MAR replaces the Market Abuse Directive and will lead to greater harmonisation in relation to market abuse across the EU. MAR is a regulation, so it is directly effective in UK law. However, both HM Treasury and the FCA have been working to ensure that UK law and regulation are compatible with MAR. As a result, there have been some significant changes to the FCA Handbook. In general, the FCA has adopted a "signposting" approach, rather than copying out MAR; this is intended to avoid the risk of misinterpretation by directing firms to the text of MAR itself (as the primary source).
The key changes as a result of MAR are:
- MAD applied to any financial instrument admitted to trading on a regulated market in a member state, or for which a request for admission to trading on such a market had been made. It applied regardless of whether the transaction took place on a regulated market. "Financial instrument" and "regulated market" were defined terms. MAR has a wider scope and also covers financial instruments traded or admitted to trading on a multilateral trading facility (MTF) or for which a request for admission to trading has been made; financial instruments traded on an organised trading facility (OTF); and financial instruments not covered by the foregoing, the price or value of which depends on or has an effect on the price or value of the foregoing financial instruments, including credit default swaps and contracts for difference. Certain provisions of MAR also apply to emission allowances, emission allowance market participants, spot commodity contracts and benchmarks.
- MAR is intended to be compatible with MiFID II (the recast Markets in Financial Instruments Directive II). The implementation date for MiFID II has been extended to 3 January 2018. As a result, references in MAR to MiFID II should be read as references to MiFID I until MiFID II's implementation and so MAR will not take effect in relation to financial instruments traded on an OTF, SME growth markets, emissions allowances and auctioned products based on them until MiFID II has been implemented.
- The definition of inside information will not change significantly as a result of MAR, but MAR imposes more onerous obligations in relation to inside information, which may lead issuers to review and reduce their insider lists.
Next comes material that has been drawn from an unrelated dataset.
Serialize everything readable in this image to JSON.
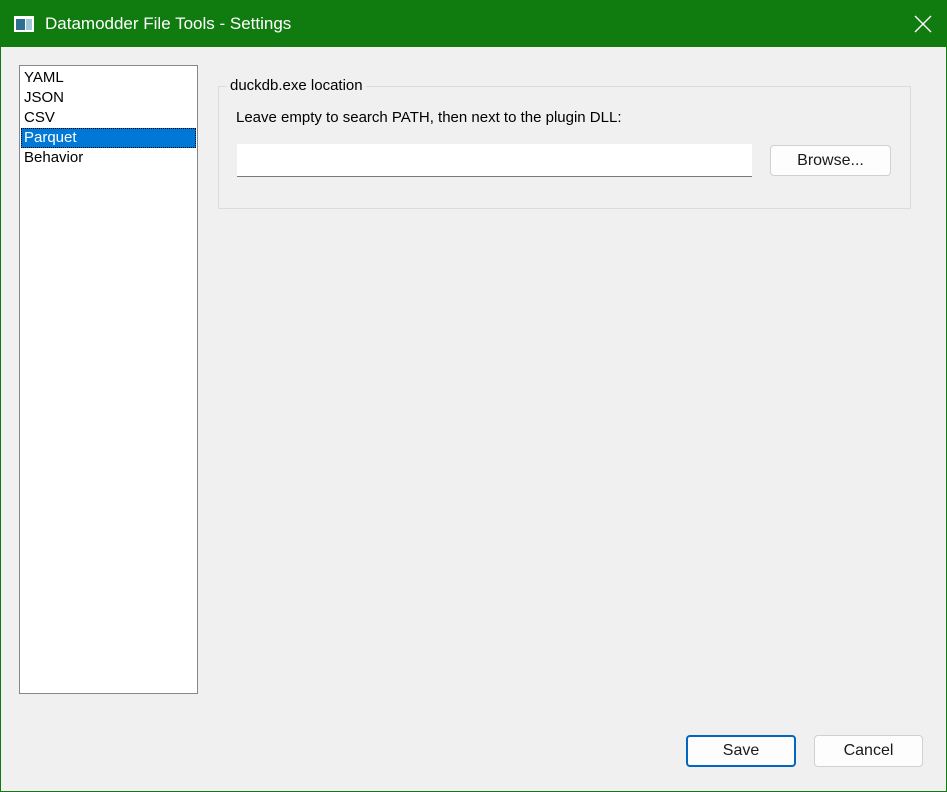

It will be essential to ensure that the point at which information becomes inside information is correctly identified and that a consistent approach is taken by an issuer and its advisers.
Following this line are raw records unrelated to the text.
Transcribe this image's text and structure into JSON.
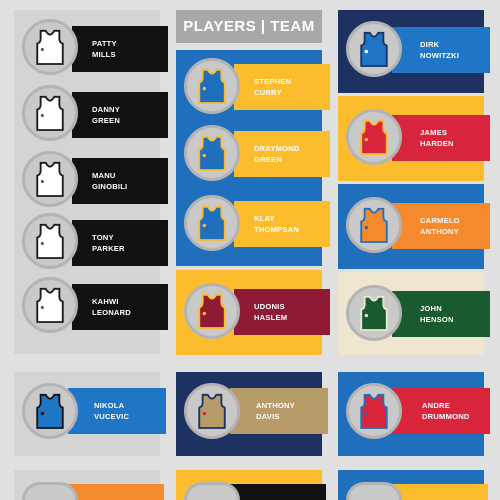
{
  "header": {
    "title": "PLAYERS | TEAM"
  },
  "left_players": [
    {
      "line1": "PATTY",
      "line2": "MILLS"
    },
    {
      "line1": "DANNY",
      "line2": "GREEN"
    },
    {
      "line1": "MANU",
      "line2": "GINOBILI"
    },
    {
      "line1": "TONY",
      "line2": "PARKER"
    },
    {
      "line1": "KAHWI",
      "line2": "LEONARD"
    }
  ],
  "center_players": [
    {
      "line1": "STEPHEN",
      "line2": "CURRY"
    },
    {
      "line1": "DRAYMOND",
      "line2": "GREEN"
    },
    {
      "line1": "KLAY",
      "line2": "THOMPSAN"
    },
    {
      "line1": "UDONIS",
      "line2": "HASLEM"
    }
  ],
  "right_players": [
    {
      "line1": "DIRK",
      "line2": "NOWITZKI"
    },
    {
      "line1": "JAMES",
      "line2": "HARDEN"
    },
    {
      "line1": "CARMELO",
      "line2": "ANTHONY"
    },
    {
      "line1": "JOHN",
      "line2": "HENSON"
    }
  ],
  "bottom_players": [
    {
      "line1": "NIKOLA",
      "line2": "VUCEVIC"
    },
    {
      "line1": "ANTHONY",
      "line2": "DAVIS"
    },
    {
      "line1": "ANDRE",
      "line2": "DRUMMOND"
    }
  ],
  "colors": {
    "background": "#e0e0e0",
    "spurs_black": "#111111",
    "warriors_blue": "#1f6fbd",
    "warriors_gold": "#fbbd2e",
    "mavs_navy": "#1d3263",
    "mavs_blue": "#1f75c6",
    "heat_red": "#8e1a36",
    "rockets_red": "#d8253c",
    "knicks_orange": "#f5892e",
    "bucks_green": "#1a5a2f",
    "bucks_cream": "#efe6cf",
    "pelicans_gold": "#b79b68"
  }
}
- The FCA will no longer be able to issue binding rules on issues which are within the scope of MAR. Rules and evidential provisions in the FCA Handbook are therefore being amended so that they form guidance only.
- The Code of Market Conduct (which assists in determining whether behaviour is market abuse)("CoMC") is highly regarded by the UK financial services sector. As a result, although the FCA is removing incompatible provisions, the CoMC will continue as guidance. It will be known as MAR 1.
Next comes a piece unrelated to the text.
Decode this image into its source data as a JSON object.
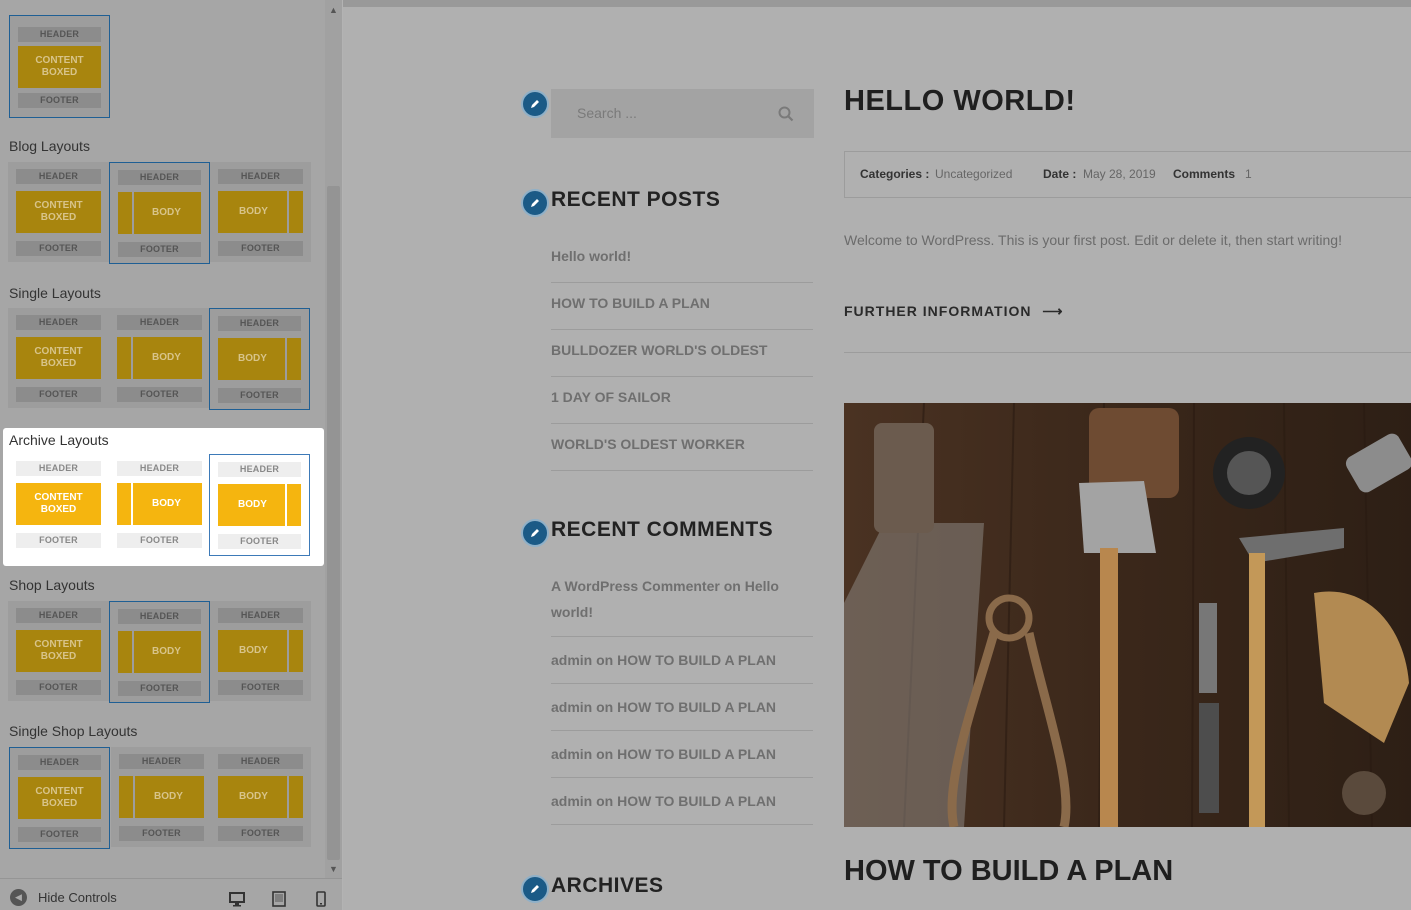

As part of its consultation on the implementation of MAR, the FCA also received responses suggesting that additional guidance on certain areas is required (e.g. how "phishing" and "smoking" should be understood in the context of market manipulation). The FCA is considering how to take these suggestions forward. Further changes to the FCA Handbook may also be required if the European Securities and Markets Authority issues further guidance.
MAR is accompanied by the Directive on Criminal Sanctions for Market Abuse ("CSMAD"), which introduces minimum criminal penalties for market abuse. The UK has opted out of CSMAD and so the existing UK criminal penalties (which exceed the minimum in CSMAD) will remain in place. CSMAD will, however, be relevant to UK firms operating in other member states or engaging in trading from the UK which might be caught by the regime in other member states.
The FCA has recently succeeded in obtaining convictions for insider dealing in Operation Tabernula, including the longest ever sentence obtained in an FCA insider dealing case (four and a half years). This brings the FCA's total number of convictions for insider dealing to 30.
Looking ahead, market abuse remains an enforcement priority for the FCA, both in terms of conduct which amounts to market abuse, and systems and controls to prevent and identify suspected market abuse. The civil penalties which the FCA can impose include fines and restrictions on taking on new business, so the penalties can be severe. The FCA has said that it will focus on emerging forms of market abuse, such as spoofing, and so firms should consider their systems and controls in this area.